**WORK INSTRUCTION:**
Take the line containing "Parse this screenshot: output" through the last line of the data and retype those lines exactly. Pictures do not belong in the copy.

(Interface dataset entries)
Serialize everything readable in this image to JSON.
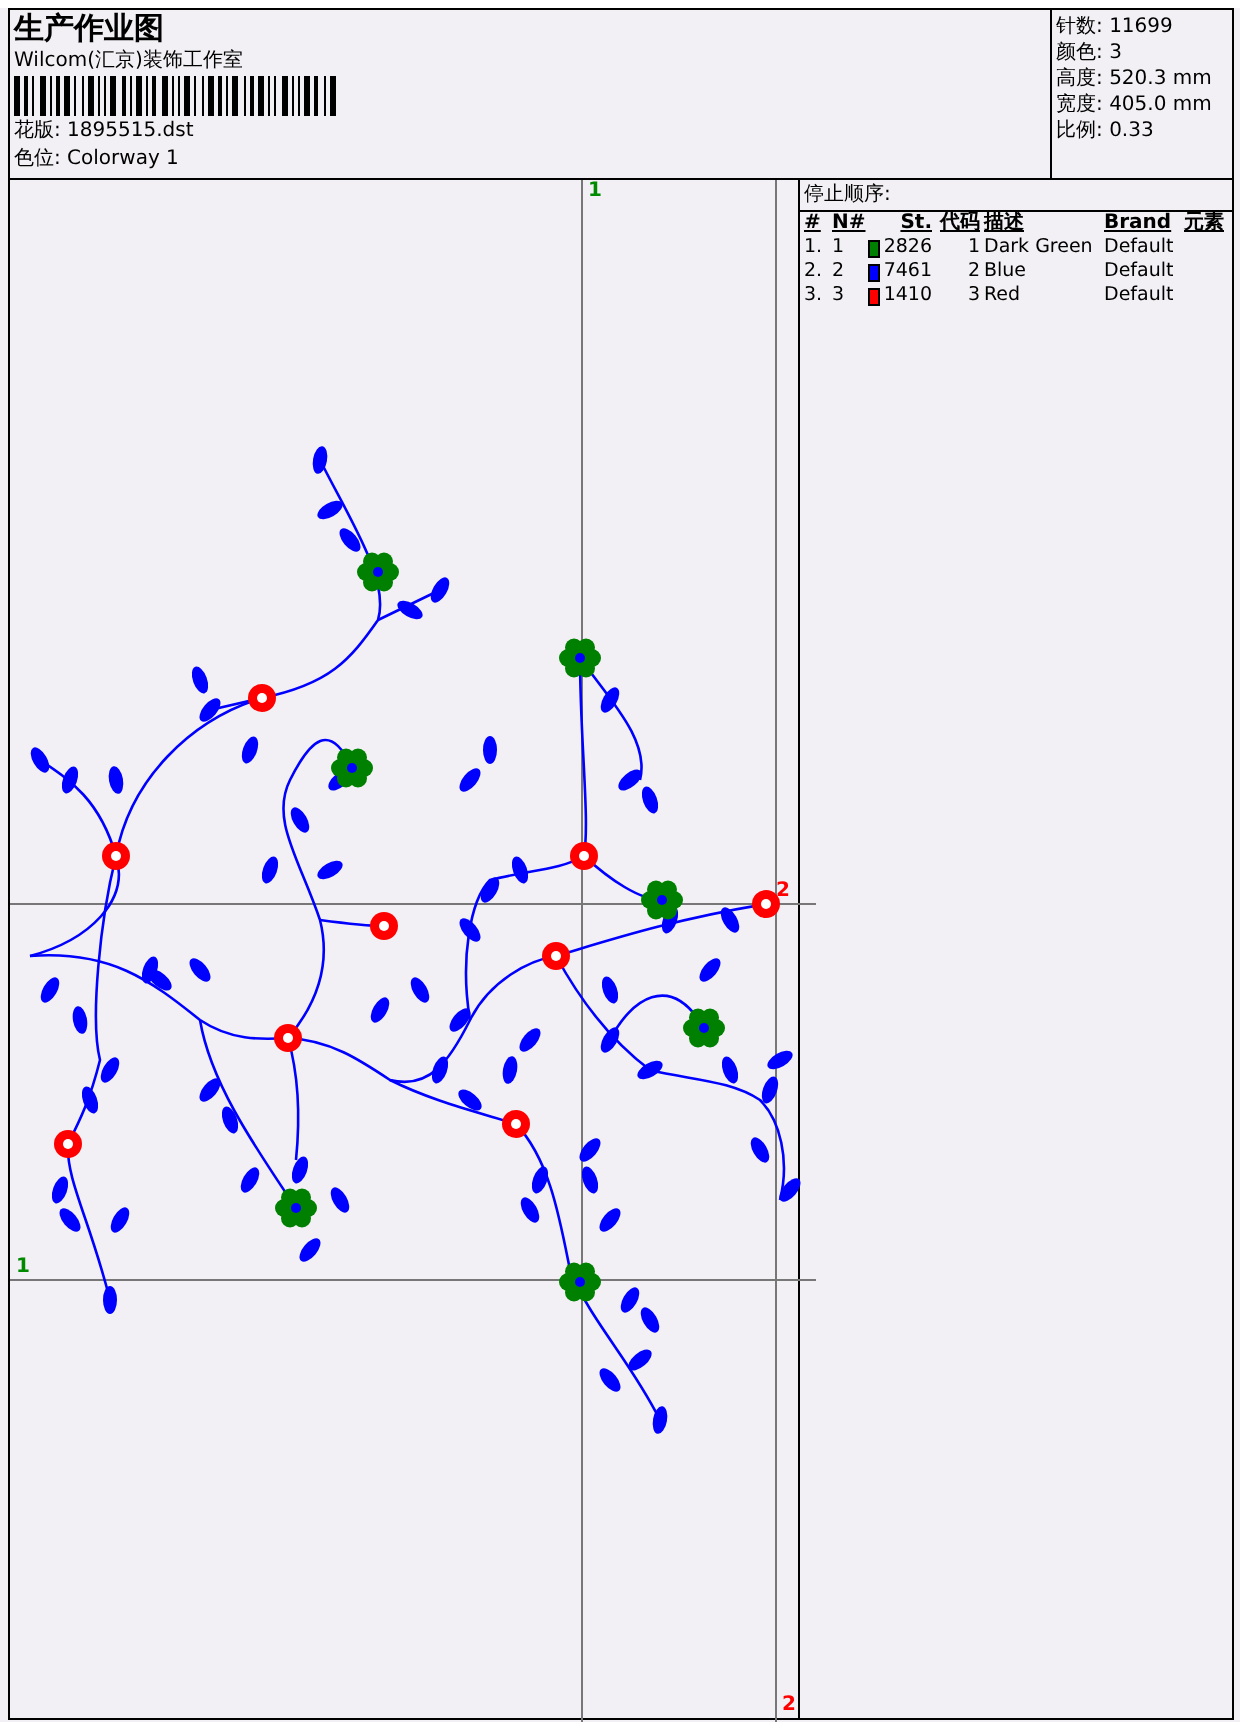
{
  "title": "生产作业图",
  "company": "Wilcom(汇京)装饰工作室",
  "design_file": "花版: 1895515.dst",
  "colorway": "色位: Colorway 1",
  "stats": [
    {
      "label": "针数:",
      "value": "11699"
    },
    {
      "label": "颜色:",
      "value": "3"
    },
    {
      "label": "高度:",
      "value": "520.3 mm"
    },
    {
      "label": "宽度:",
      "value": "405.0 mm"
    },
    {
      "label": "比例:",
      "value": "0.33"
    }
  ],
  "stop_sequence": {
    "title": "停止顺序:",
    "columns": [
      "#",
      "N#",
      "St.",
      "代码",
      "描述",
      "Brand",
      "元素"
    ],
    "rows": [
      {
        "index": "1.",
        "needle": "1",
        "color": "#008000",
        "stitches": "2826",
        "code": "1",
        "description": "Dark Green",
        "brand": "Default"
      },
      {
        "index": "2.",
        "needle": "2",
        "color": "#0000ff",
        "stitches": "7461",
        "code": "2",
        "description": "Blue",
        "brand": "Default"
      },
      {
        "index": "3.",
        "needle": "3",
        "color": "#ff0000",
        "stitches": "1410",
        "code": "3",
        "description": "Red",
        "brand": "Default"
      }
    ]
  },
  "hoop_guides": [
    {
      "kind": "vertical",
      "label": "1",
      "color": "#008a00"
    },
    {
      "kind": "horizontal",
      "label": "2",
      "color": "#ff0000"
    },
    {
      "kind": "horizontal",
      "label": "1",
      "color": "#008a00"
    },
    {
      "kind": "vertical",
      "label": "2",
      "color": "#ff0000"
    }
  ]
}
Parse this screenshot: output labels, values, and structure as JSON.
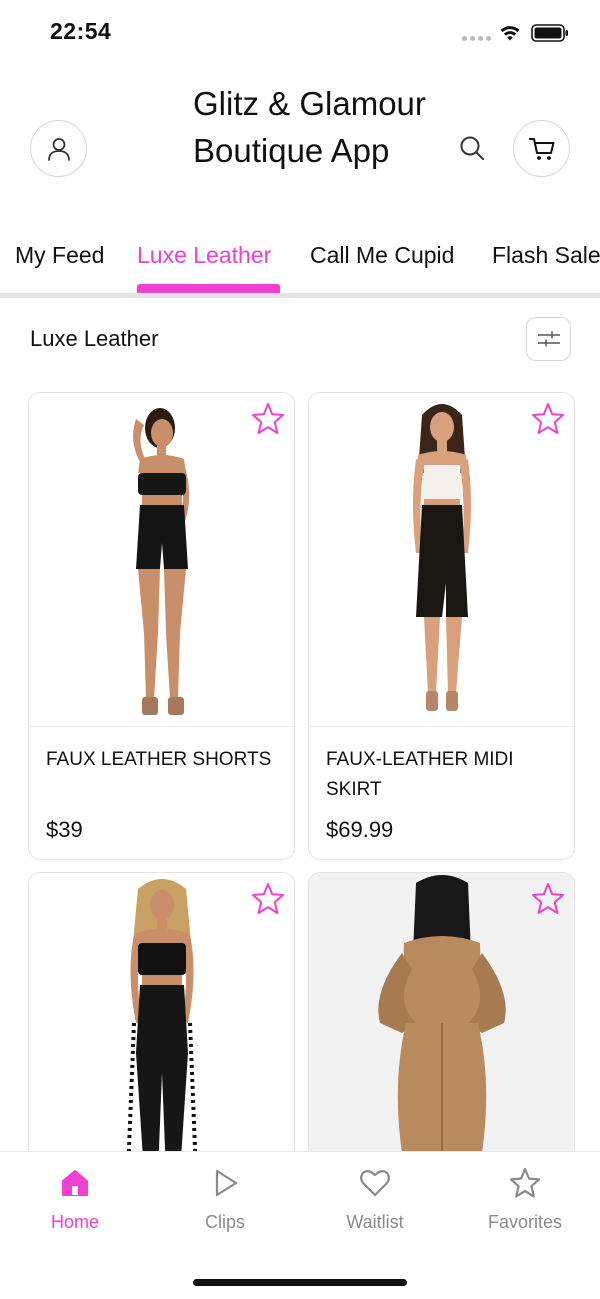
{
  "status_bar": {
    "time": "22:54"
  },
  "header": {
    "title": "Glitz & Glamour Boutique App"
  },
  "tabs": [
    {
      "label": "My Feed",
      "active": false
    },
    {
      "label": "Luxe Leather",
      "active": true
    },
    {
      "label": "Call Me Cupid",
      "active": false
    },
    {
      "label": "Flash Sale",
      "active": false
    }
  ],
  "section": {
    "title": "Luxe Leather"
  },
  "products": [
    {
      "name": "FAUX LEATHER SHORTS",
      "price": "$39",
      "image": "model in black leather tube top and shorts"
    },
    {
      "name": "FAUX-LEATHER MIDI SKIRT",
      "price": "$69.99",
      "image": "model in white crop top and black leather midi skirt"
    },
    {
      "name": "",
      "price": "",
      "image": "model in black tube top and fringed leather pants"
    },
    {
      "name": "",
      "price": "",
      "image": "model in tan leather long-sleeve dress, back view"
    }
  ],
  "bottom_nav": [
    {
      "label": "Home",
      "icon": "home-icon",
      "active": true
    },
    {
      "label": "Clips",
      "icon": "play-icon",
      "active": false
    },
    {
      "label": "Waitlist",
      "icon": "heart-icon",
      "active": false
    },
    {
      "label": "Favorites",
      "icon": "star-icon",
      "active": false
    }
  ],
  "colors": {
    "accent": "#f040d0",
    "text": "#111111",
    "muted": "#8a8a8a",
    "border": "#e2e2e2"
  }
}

**RESULT:**
Parse this screenshot: output labels, values, and structure as JSON.
{
  "status_bar": {
    "time": "22:54"
  },
  "header": {
    "title": "Glitz & Glamour Boutique App"
  },
  "tabs": [
    {
      "label": "My Feed",
      "active": false
    },
    {
      "label": "Luxe Leather",
      "active": true
    },
    {
      "label": "Call Me Cupid",
      "active": false
    },
    {
      "label": "Flash Sale",
      "active": false
    }
  ],
  "section": {
    "title": "Luxe Leather"
  },
  "products": [
    {
      "name": "FAUX LEATHER SHORTS",
      "price": "$39",
      "image": "model in black leather tube top and shorts"
    },
    {
      "name": "FAUX-LEATHER MIDI SKIRT",
      "price": "$69.99",
      "image": "model in white crop top and black leather midi skirt"
    },
    {
      "name": "",
      "price": "",
      "image": "model in black tube top and fringed leather pants"
    },
    {
      "name": "",
      "price": "",
      "image": "model in tan leather long-sleeve dress, back view"
    }
  ],
  "bottom_nav": [
    {
      "label": "Home",
      "icon": "home-icon",
      "active": true
    },
    {
      "label": "Clips",
      "icon": "play-icon",
      "active": false
    },
    {
      "label": "Waitlist",
      "icon": "heart-icon",
      "active": false
    },
    {
      "label": "Favorites",
      "icon": "star-icon",
      "active": false
    }
  ],
  "colors": {
    "accent": "#f040d0",
    "text": "#111111",
    "muted": "#8a8a8a",
    "border": "#e2e2e2"
  }
}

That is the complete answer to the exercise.